In fact, Burhan Kuzu, a professor of constitutional law and Erdoğan’s close advisor, posted a message on Twitter saying that “with No. 696 we have given judicial immunity to civilians. To sum up: If a July 15-like coup attempt or a terror attack takes place, citizens who prevent this treason will be protected legally.” If the past precedent has any bearing on how prosecutors will interpret this new provision, one can naturally conclude that it will be expanded to include incidents way beyond the night of the failed coup. That is exactly what the Erdoğan government is trying to build in Turkey: a culture of violence to sustain the empire of fear by rewarding vigilantism and thuggish behavior.
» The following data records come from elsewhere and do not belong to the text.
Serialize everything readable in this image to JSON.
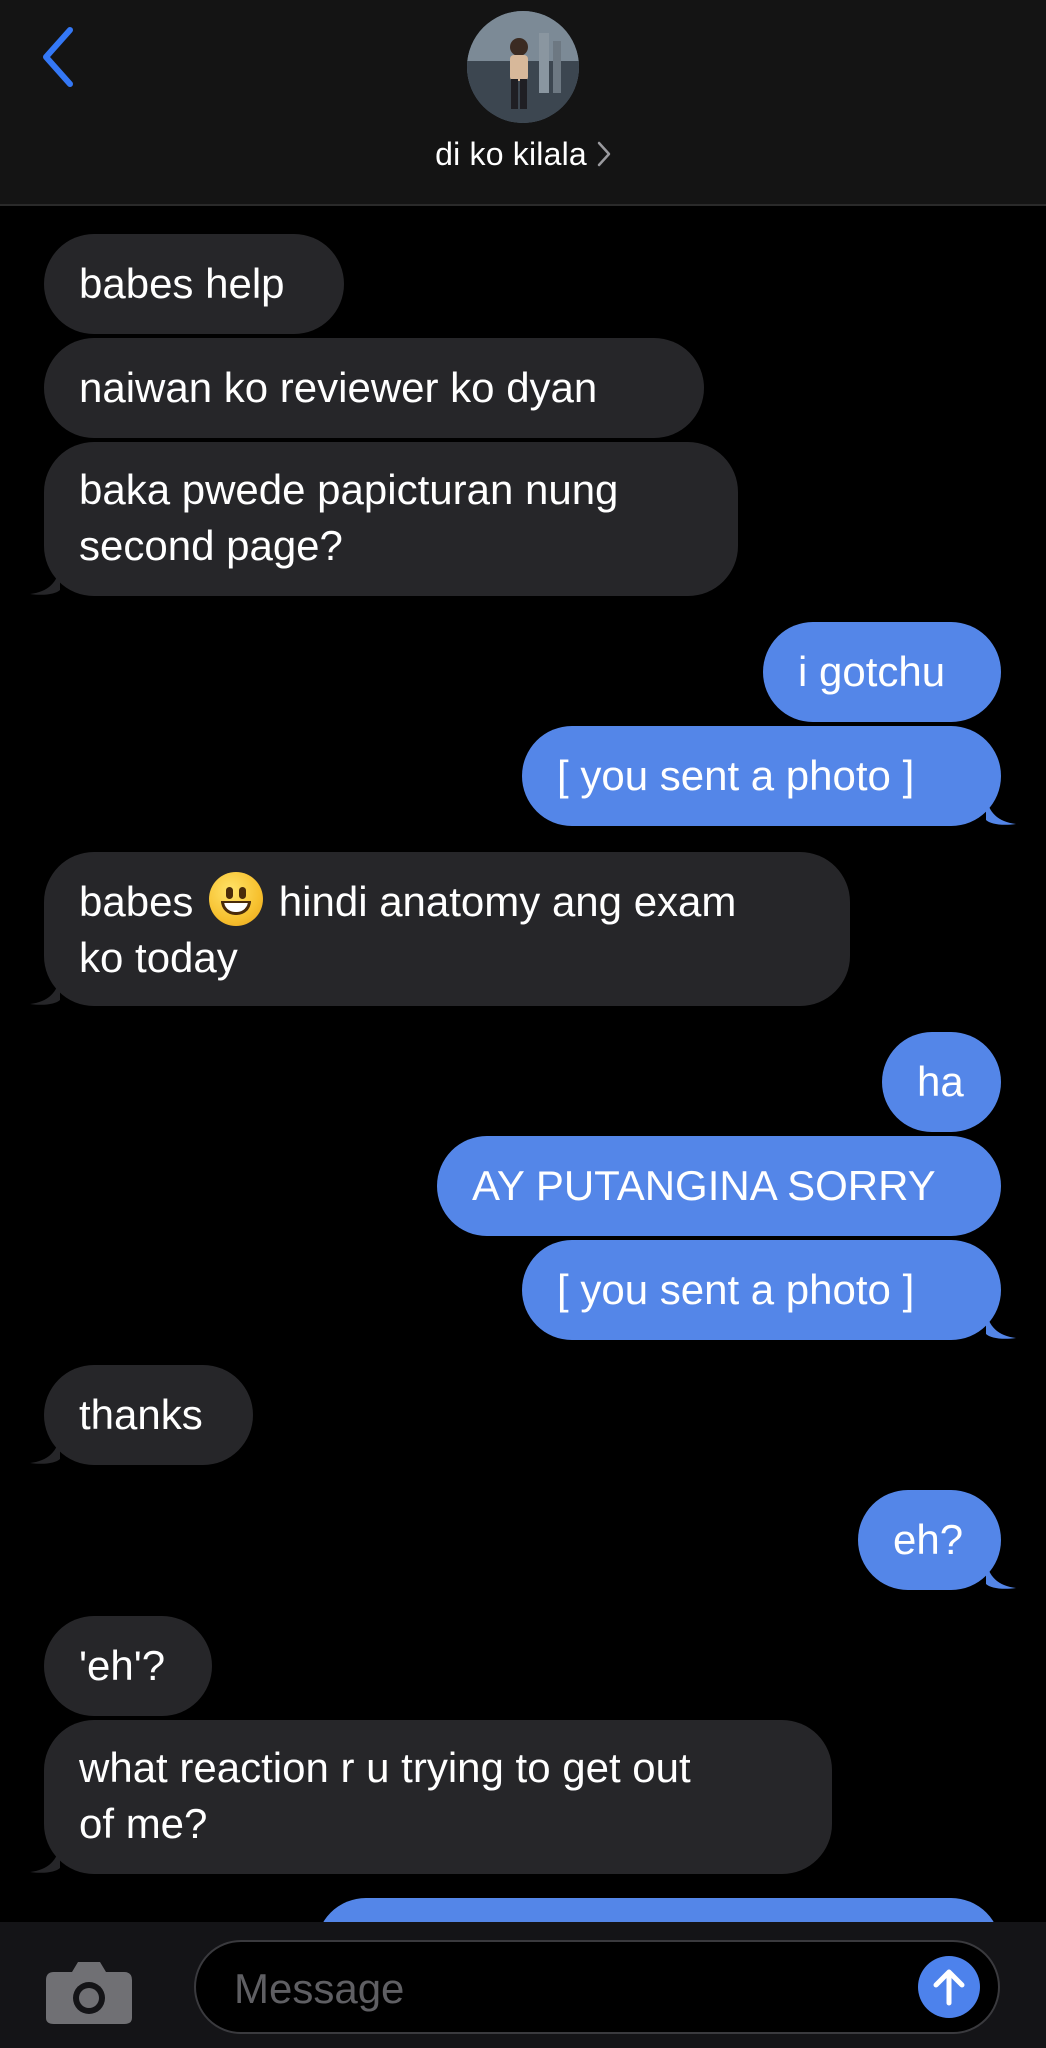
{
  "header": {
    "contact_name": "di ko kilala"
  },
  "messages": [
    {
      "direction": "incoming",
      "lines": [
        "babes help"
      ]
    },
    {
      "direction": "incoming",
      "lines": [
        "naiwan ko reviewer ko dyan"
      ]
    },
    {
      "direction": "incoming",
      "lines": [
        "baka pwede papicturan nung",
        "second page?"
      ]
    },
    {
      "direction": "outgoing",
      "lines": [
        "i gotchu"
      ]
    },
    {
      "direction": "outgoing",
      "lines": [
        "[ you sent a photo ]"
      ]
    },
    {
      "direction": "incoming",
      "lines": [
        "babes",
        "hindi anatomy ang exam",
        "ko today"
      ],
      "emoji": "grinning-face"
    },
    {
      "direction": "outgoing",
      "lines": [
        "ha"
      ]
    },
    {
      "direction": "outgoing",
      "lines": [
        "AY PUTANGINA SORRY"
      ]
    },
    {
      "direction": "outgoing",
      "lines": [
        "[ you sent a photo ]"
      ]
    },
    {
      "direction": "incoming",
      "lines": [
        "thanks"
      ]
    },
    {
      "direction": "outgoing",
      "lines": [
        "eh?"
      ]
    },
    {
      "direction": "incoming",
      "lines": [
        "'eh'?"
      ]
    },
    {
      "direction": "incoming",
      "lines": [
        "what reaction r u trying to get out",
        "of me?"
      ]
    }
  ],
  "composer": {
    "placeholder": "Message"
  },
  "icons": {
    "back": "chevron-left-icon",
    "camera": "camera-icon",
    "send": "arrow-up-icon",
    "contact_chevron": "chevron-right-icon"
  },
  "colors": {
    "incoming_bubble": "#262629",
    "outgoing_bubble": "#5486e8",
    "accent": "#3478f6"
  }
}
This also shows that the Erdoğan government is not amenable to influence or suggestions from allies or international organizations that have been trying to engage with Ankara to improve the situation of human rights in Turkey. Erdoğan rather enjoys poking his fingers into the eyes of human rights advocacy organizations and groups. It is time to swiftly mobilize international legal instruments to contain this regime and hold the Erdoğan government accountable for rights violations under the international treaties to which Turkey is a party. Perhaps the EU and the United States can also invoke unilateral mechanisms to punish the perpetrators in Turkey, where they act with complete impunity and immunity. The world has to show Erdoğan that he cannot have a free ride on these massive violations of human rights that have a spillover effect on other countries.